Records drawn from a dataset:
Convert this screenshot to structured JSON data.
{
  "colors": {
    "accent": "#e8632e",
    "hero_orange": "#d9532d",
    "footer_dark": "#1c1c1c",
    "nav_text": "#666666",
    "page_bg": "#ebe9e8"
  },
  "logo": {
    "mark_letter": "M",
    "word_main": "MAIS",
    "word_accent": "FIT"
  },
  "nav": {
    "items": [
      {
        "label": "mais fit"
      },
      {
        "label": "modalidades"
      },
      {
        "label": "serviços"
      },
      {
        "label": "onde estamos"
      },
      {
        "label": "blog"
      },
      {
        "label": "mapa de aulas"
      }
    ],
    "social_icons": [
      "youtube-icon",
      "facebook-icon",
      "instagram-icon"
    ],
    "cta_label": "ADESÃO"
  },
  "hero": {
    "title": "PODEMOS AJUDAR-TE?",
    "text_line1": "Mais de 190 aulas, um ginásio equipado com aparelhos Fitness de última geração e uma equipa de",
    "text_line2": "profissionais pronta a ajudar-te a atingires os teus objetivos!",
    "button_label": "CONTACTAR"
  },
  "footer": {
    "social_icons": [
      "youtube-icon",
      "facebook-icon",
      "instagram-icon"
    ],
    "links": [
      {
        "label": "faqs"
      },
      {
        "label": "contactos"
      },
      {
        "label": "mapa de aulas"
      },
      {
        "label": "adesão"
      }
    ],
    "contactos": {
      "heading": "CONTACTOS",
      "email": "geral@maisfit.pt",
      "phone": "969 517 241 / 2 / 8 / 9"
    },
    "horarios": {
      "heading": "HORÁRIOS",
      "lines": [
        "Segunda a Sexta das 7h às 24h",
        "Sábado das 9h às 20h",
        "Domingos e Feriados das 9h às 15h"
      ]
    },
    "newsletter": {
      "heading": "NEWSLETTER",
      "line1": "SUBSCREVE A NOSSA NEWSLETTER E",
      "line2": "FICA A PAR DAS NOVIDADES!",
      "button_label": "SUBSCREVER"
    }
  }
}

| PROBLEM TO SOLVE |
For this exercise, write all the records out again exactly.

| ANSWER TO THIS EXERCISE |
Convert this screenshot to structured JSON data.
{
  "colors": {
    "accent": "#e8632e",
    "hero_orange": "#d9532d",
    "footer_dark": "#1c1c1c",
    "nav_text": "#666666",
    "page_bg": "#ebe9e8"
  },
  "logo": {
    "mark_letter": "M",
    "word_main": "MAIS",
    "word_accent": "FIT"
  },
  "nav": {
    "items": [
      {
        "label": "mais fit"
      },
      {
        "label": "modalidades"
      },
      {
        "label": "serviços"
      },
      {
        "label": "onde estamos"
      },
      {
        "label": "blog"
      },
      {
        "label": "mapa de aulas"
      }
    ],
    "social_icons": [
      "youtube-icon",
      "facebook-icon",
      "instagram-icon"
    ],
    "cta_label": "ADESÃO"
  },
  "hero": {
    "title": "PODEMOS AJUDAR-TE?",
    "text_line1": "Mais de 190 aulas, um ginásio equipado com aparelhos Fitness de última geração e uma equipa de",
    "text_line2": "profissionais pronta a ajudar-te a atingires os teus objetivos!",
    "button_label": "CONTACTAR"
  },
  "footer": {
    "social_icons": [
      "youtube-icon",
      "facebook-icon",
      "instagram-icon"
    ],
    "links": [
      {
        "label": "faqs"
      },
      {
        "label": "contactos"
      },
      {
        "label": "mapa de aulas"
      },
      {
        "label": "adesão"
      }
    ],
    "contactos": {
      "heading": "CONTACTOS",
      "email": "geral@maisfit.pt",
      "phone": "969 517 241 / 2 / 8 / 9"
    },
    "horarios": {
      "heading": "HORÁRIOS",
      "lines": [
        "Segunda a Sexta das 7h às 24h",
        "Sábado das 9h às 20h",
        "Domingos e Feriados das 9h às 15h"
      ]
    },
    "newsletter": {
      "heading": "NEWSLETTER",
      "line1": "SUBSCREVE A NOSSA NEWSLETTER E",
      "line2": "FICA A PAR DAS NOVIDADES!",
      "button_label": "SUBSCREVER"
    }
  }
}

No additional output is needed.